Filter on the word "caption": copy each matching line from the listing below.

**GIVEN ENTRIES:**
───

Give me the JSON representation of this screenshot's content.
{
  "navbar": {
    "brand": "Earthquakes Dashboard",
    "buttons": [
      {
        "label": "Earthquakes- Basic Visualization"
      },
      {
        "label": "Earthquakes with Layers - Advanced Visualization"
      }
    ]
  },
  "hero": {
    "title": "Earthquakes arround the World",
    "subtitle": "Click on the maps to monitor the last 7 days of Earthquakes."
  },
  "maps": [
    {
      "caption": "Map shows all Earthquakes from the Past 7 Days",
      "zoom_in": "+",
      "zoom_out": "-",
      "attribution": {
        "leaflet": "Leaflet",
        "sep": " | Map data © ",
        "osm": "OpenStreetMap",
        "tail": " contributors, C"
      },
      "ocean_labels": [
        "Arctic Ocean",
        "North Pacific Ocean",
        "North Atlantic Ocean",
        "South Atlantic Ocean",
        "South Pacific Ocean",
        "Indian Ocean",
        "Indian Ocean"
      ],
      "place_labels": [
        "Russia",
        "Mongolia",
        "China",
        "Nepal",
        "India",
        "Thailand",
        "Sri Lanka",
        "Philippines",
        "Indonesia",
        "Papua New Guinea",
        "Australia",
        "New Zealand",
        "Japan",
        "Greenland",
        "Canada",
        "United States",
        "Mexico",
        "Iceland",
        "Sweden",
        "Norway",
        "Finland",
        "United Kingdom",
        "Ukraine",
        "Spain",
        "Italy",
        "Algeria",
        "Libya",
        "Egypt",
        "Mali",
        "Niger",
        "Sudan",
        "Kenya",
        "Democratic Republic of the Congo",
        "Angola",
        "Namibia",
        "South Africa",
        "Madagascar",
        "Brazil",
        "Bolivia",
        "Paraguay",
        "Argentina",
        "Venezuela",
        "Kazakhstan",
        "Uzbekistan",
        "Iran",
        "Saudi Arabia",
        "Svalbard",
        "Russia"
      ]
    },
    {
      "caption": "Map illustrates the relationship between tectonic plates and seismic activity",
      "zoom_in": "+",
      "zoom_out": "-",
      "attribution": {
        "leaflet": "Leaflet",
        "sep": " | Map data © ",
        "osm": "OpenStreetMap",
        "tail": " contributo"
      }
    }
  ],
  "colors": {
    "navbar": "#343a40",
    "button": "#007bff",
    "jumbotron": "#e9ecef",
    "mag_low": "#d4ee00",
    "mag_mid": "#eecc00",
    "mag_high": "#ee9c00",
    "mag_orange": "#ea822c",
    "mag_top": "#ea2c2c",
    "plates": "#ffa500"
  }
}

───

**FINISHED TASK:**
      "caption": "Map shows all Earthquakes from the Past 7 Days",
      "caption": "Map illustrates the relationship between tectonic plates and seismic activity",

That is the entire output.